In New Terrain, an exhibition currently on view at Blue Spiral 1, the sculptures of Hoss Haley and Robyn Horn suggest the structural underpinnings of a landscape in their geometry, and like the graceful prints of Hannah Skoonberg, the art objects themselves function as enacted landscapes. Painter Charles Ladson is represented as well.
Theatrical startup the Cardboard Sea debuts “If You Must” at the Magnetic Theatre on Thursday, July 30 at 7:30 p.m., and Friday July 31, and Saturday, Aug. 1, at 7:30 p.m. and 9 p.m.
Taking notes from Spotify’s theorem that people are willing to pay more for on-demand music, two buskers have positioned themselves as Asheville’s ‘ Human Jukebox.’
Each week, Xpress highlights notable WNC crowdsourcing initiatives that may inspire readers to become new faces in the crowd. This week features local singer Emily Bodley’s debut EP and a mobile yarn-arts studio for Alina Shea Creations.
Ahead of a recent show at The Mothlight, local rock/soul/garage band Pleasure Chest played “Blood Runs Cold” exclusively for Mountain Xpress.
The nine tracks of Elvis Depressedly’s most recent release, New Alhambra run about 20 minutes in total — the 3 1/2 minute title song is the longest. It builds slowly, its arc almost imperceptible until a particularly contemplative melody rings through the ambient hum.
Walking the streets of downtown Asheville can be a musical experience. Most evenings bring encounters with an assortment of buskers, drummers and dancers. The city also hosts a large, if ever-changing, calendar of free music events and festivals scattered throughout the year. Some have been around for decades, while others are preparing to launch.
Our series with Sherwood’s Music — showcasing local musicians through stripped-down performances for the web — is returning for a limited run this summer. This week Krekel and Whoa perform “What’s Up With Asheville.”
Planned for Sunday, July 26, Aloft’s next donation-based rooftop concert features jazzy duo HoveyKat and benefits Asheville Humane Society.
Want to learn or new instrument of take your playing to the next level? There are plenty of classes and instructor in the area, teaching everything from fiddle and guitar to bassoon and bagpipes.

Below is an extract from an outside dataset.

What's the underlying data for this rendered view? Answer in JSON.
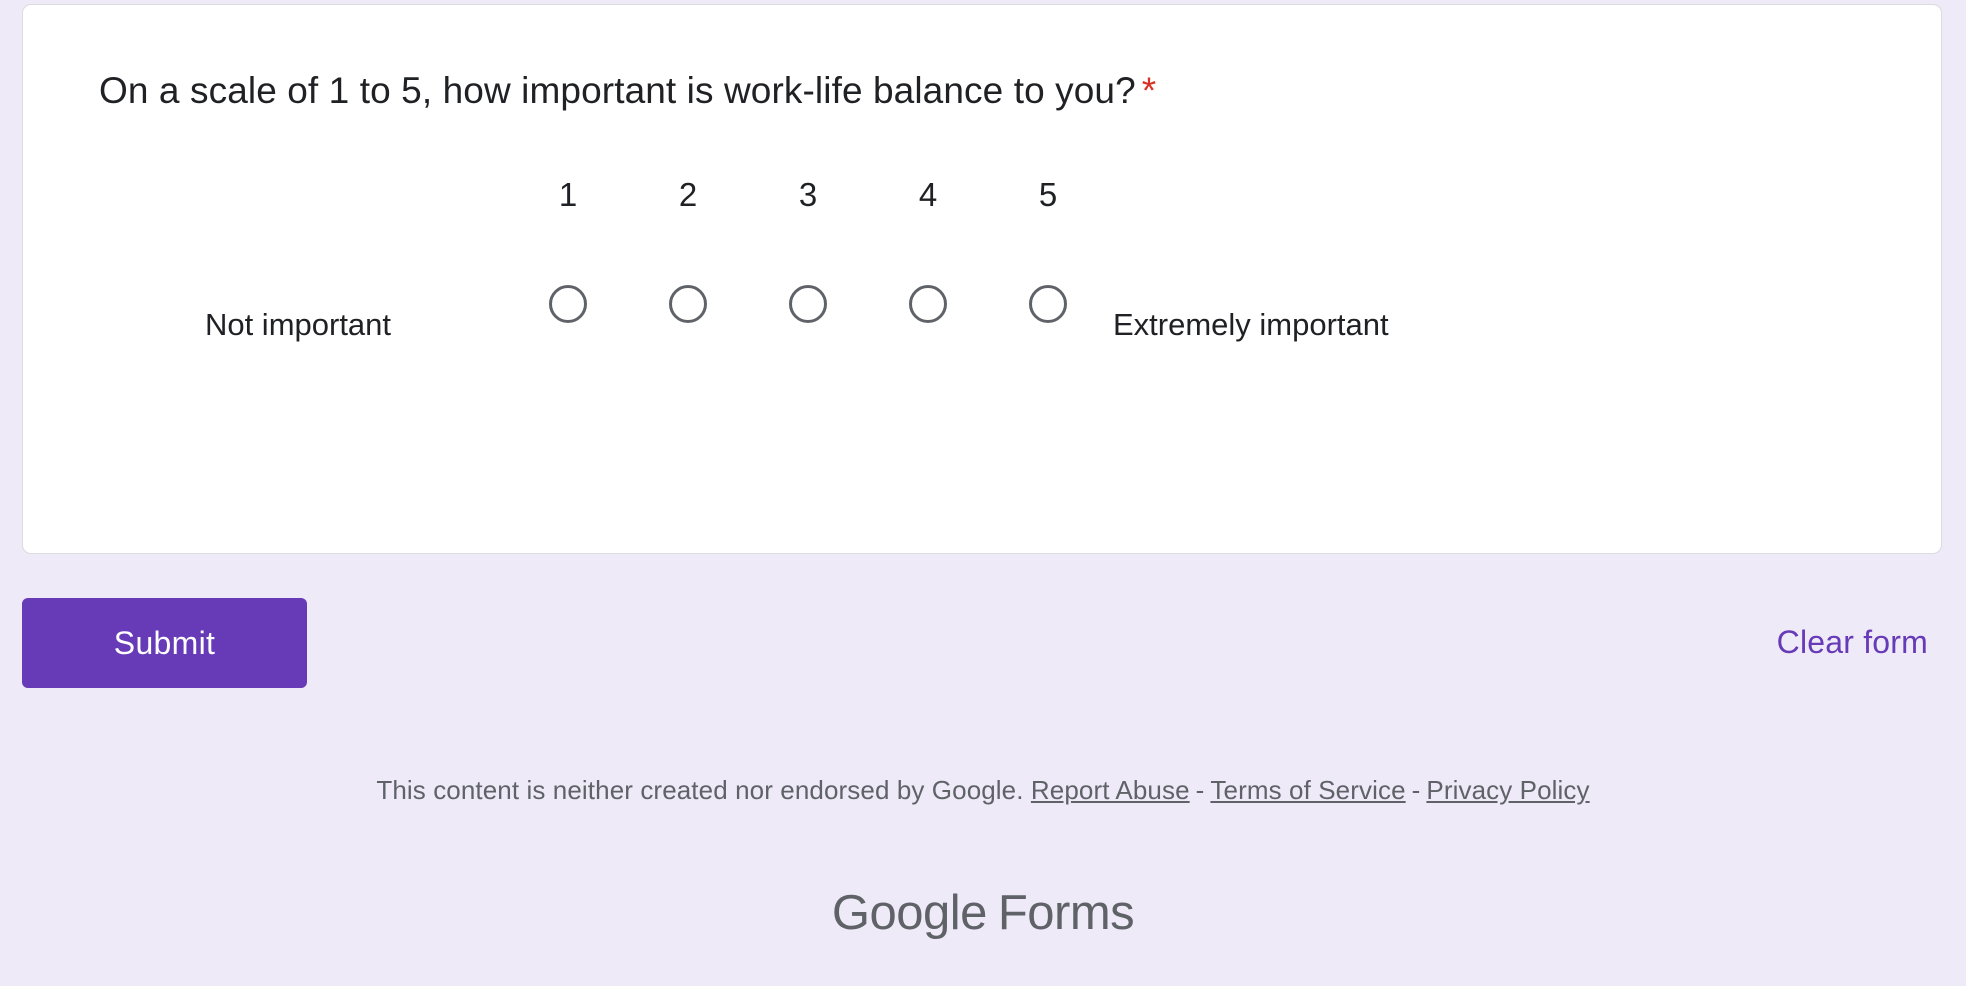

Larry Campbell and Teresa Williams have, between them, played with Phil and Friends, Bob Dylan, Levon Helm, Mavis Staples, Emmylou Harris and more. They present their first duo album at The Grey Eagle on Friday, July 24.
Myrtle Beach-based reggae trio TreeHouse! wears tie-dye, practices karate and could offer a master class on having a good time. The group will bring the beach weather (and soundtrack) to Asheville Music Hall on Thursday, July 18, for a free show.
Although Sharkmuffin’s debut full-length Chartreuse isn’t officially out until Friday, August 7, the band brings its angsty, pop-punk catalogue and a sneak peek of what’s to come to Tiger Mountain on Thursday, July 28.
In this special issue, Xpress looks into the local music industry and an evolving trend. As full-service recording studios downsize, a new generation of hybrid home-professional studio is on the rise.
Western North Carolina’s recording professionals speak up about the climate of their industry, from the proliferation of full-fledged, home-based studios to musicians’ piecemeal assembly of modern albums.
White Horse Black Mountain hosts the new quartet’s debut on Friday, July 25, at 8 p.m.
There’s a luthier for every strumming style. From modern and edgy to rooted in tradition, local makers imbue their instruments — from fiddles and guitars to bouzoukis and bagpipes — with Appalachian materials and far-flung inspiration.
Bask is celebrating the first anniversary of debut LP American Hollow with a bespoke beer created by Burial Beer Co., and a set at the Mothlight on Friday, July 25, at 9 p.m.
Each week, Xpress highlights notable WNC crowdsourcing initiatives that may inspire readers to become new faces in the crowd. This week features a new artist collective aimed at inspiring individuals to overlap their own work and play plus two recent high school graduates’ aid efforts in Nepal.
A forthcoming benefit concert series — which features American blues guitarist and vocalist Selwyn Birchwood in its first iteration — aims to “rebuild and restore the presence of blues music in Asheville” while raising funds for Brother Wolf Animal Rescue.
Two of these shows feature free admission, and two will set you back a non-trivial sum. But they’re all very much worthwhile, and represent ongoing proof that the Asheville area draws talent from all over on a level that belies our relatively small population.